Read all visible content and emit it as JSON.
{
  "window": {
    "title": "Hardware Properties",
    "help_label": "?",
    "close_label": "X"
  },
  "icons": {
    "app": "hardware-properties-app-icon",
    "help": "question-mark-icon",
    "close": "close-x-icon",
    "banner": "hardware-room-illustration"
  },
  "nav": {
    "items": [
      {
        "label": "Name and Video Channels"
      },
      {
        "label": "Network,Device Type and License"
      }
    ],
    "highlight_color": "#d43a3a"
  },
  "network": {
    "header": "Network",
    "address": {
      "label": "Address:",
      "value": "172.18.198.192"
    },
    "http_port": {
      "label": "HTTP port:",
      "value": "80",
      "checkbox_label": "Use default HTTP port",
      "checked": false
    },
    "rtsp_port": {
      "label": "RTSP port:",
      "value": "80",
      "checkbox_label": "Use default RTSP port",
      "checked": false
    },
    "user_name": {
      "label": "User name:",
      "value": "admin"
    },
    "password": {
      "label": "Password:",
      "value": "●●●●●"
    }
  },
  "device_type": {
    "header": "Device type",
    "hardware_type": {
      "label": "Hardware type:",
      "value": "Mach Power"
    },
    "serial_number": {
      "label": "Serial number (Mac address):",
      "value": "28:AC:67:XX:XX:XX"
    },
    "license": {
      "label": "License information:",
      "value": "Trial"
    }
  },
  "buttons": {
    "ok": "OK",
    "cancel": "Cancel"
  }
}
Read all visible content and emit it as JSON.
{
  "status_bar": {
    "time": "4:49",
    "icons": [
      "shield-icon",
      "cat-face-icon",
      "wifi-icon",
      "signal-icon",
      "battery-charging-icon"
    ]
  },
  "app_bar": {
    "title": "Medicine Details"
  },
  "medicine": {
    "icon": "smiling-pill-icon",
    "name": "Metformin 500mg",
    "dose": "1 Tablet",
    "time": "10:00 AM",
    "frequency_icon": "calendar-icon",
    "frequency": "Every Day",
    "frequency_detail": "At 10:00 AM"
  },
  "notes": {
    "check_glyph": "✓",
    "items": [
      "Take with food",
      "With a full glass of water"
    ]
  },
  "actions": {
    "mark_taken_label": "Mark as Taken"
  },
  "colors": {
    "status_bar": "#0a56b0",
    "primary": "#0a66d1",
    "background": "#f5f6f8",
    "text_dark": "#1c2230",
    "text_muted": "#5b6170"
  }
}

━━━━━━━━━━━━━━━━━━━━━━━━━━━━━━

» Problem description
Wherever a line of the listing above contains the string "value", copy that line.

» Your solution
      "value": "172.18.198.192"
      "value": "80",
      "value": "80",
      "value": "admin"
      "value": "●●●●●"
      "value": "Mach Power"
      "value": "28:AC:67:XX:XX:XX"
      "value": "Trial"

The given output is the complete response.